● What you need to do:
Exactly as given, restate each record that follows.
Dataset excerpts section start
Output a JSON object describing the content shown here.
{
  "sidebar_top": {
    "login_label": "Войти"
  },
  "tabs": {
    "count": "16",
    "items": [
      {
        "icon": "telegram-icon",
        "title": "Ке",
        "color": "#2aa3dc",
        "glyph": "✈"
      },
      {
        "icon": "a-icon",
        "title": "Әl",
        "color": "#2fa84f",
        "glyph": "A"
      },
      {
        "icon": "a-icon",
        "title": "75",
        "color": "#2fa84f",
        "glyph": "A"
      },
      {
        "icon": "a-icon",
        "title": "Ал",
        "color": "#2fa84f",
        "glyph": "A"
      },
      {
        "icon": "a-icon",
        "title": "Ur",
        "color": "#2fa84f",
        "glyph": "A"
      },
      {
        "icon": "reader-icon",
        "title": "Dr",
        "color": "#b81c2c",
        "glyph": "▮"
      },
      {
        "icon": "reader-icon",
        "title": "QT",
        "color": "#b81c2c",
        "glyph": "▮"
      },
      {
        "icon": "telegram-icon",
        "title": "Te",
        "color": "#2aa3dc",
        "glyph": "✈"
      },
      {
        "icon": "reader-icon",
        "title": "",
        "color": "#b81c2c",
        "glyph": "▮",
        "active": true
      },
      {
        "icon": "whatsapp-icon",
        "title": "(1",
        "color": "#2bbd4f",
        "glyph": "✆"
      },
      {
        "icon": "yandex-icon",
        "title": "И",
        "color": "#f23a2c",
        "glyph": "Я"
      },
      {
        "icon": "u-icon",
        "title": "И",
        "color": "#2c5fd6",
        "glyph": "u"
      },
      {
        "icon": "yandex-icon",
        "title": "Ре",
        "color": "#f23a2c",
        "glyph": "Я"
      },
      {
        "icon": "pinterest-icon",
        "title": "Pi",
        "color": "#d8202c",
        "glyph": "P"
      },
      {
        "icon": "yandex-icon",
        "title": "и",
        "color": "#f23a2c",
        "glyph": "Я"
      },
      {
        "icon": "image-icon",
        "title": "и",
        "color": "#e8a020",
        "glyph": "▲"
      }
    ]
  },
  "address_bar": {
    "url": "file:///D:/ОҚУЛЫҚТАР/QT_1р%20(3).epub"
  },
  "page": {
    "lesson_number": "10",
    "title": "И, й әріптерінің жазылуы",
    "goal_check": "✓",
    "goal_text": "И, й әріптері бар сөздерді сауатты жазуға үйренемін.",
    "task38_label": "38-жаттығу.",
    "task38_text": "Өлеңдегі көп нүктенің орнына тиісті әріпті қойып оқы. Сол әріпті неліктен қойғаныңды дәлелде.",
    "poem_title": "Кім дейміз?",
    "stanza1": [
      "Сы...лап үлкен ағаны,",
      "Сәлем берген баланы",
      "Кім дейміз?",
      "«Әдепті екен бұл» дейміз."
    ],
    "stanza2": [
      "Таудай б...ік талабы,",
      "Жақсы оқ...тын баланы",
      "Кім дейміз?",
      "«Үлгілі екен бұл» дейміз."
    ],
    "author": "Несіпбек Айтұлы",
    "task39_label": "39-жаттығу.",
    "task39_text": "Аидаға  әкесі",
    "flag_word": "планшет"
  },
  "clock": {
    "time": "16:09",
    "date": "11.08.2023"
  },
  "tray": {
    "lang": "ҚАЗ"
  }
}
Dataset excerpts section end
● Result for this task:
Output a JSON object describing the content shown here.
{
  "sidebar_top": {
    "login_label": "Войти"
  },
  "tabs": {
    "count": "16",
    "items": [
      {
        "icon": "telegram-icon",
        "title": "Ке",
        "color": "#2aa3dc",
        "glyph": "✈"
      },
      {
        "icon": "a-icon",
        "title": "Әl",
        "color": "#2fa84f",
        "glyph": "A"
      },
      {
        "icon": "a-icon",
        "title": "75",
        "color": "#2fa84f",
        "glyph": "A"
      },
      {
        "icon": "a-icon",
        "title": "Ал",
        "color": "#2fa84f",
        "glyph": "A"
      },
      {
        "icon": "a-icon",
        "title": "Ur",
        "color": "#2fa84f",
        "glyph": "A"
      },
      {
        "icon": "reader-icon",
        "title": "Dr",
        "color": "#b81c2c",
        "glyph": "▮"
      },
      {
        "icon": "reader-icon",
        "title": "QT",
        "color": "#b81c2c",
        "glyph": "▮"
      },
      {
        "icon": "telegram-icon",
        "title": "Te",
        "color": "#2aa3dc",
        "glyph": "✈"
      },
      {
        "icon": "reader-icon",
        "title": "",
        "color": "#b81c2c",
        "glyph": "▮",
        "active": true
      },
      {
        "icon": "whatsapp-icon",
        "title": "(1",
        "color": "#2bbd4f",
        "glyph": "✆"
      },
      {
        "icon": "yandex-icon",
        "title": "И",
        "color": "#f23a2c",
        "glyph": "Я"
      },
      {
        "icon": "u-icon",
        "title": "И",
        "color": "#2c5fd6",
        "glyph": "u"
      },
      {
        "icon": "yandex-icon",
        "title": "Ре",
        "color": "#f23a2c",
        "glyph": "Я"
      },
      {
        "icon": "pinterest-icon",
        "title": "Pi",
        "color": "#d8202c",
        "glyph": "P"
      },
      {
        "icon": "yandex-icon",
        "title": "и",
        "color": "#f23a2c",
        "glyph": "Я"
      },
      {
        "icon": "image-icon",
        "title": "и",
        "color": "#e8a020",
        "glyph": "▲"
      }
    ]
  },
  "address_bar": {
    "url": "file:///D:/ОҚУЛЫҚТАР/QT_1р%20(3).epub"
  },
  "page": {
    "lesson_number": "10",
    "title": "И, й әріптерінің жазылуы",
    "goal_check": "✓",
    "goal_text": "И, й әріптері бар сөздерді сауатты жазуға үйренемін.",
    "task38_label": "38-жаттығу.",
    "task38_text": "Өлеңдегі көп нүктенің орнына тиісті әріпті қойып оқы. Сол әріпті неліктен қойғаныңды дәлелде.",
    "poem_title": "Кім дейміз?",
    "stanza1": [
      "Сы...лап үлкен ағаны,",
      "Сәлем берген баланы",
      "Кім дейміз?",
      "«Әдепті екен бұл» дейміз."
    ],
    "stanza2": [
      "Таудай б...ік талабы,",
      "Жақсы оқ...тын баланы",
      "Кім дейміз?",
      "«Үлгілі екен бұл» дейміз."
    ],
    "author": "Несіпбек Айтұлы",
    "task39_label": "39-жаттығу.",
    "task39_text": "Аидаға  әкесі",
    "flag_word": "планшет"
  },
  "clock": {
    "time": "16:09",
    "date": "11.08.2023"
  },
  "tray": {
    "lang": "ҚАЗ"
  }
}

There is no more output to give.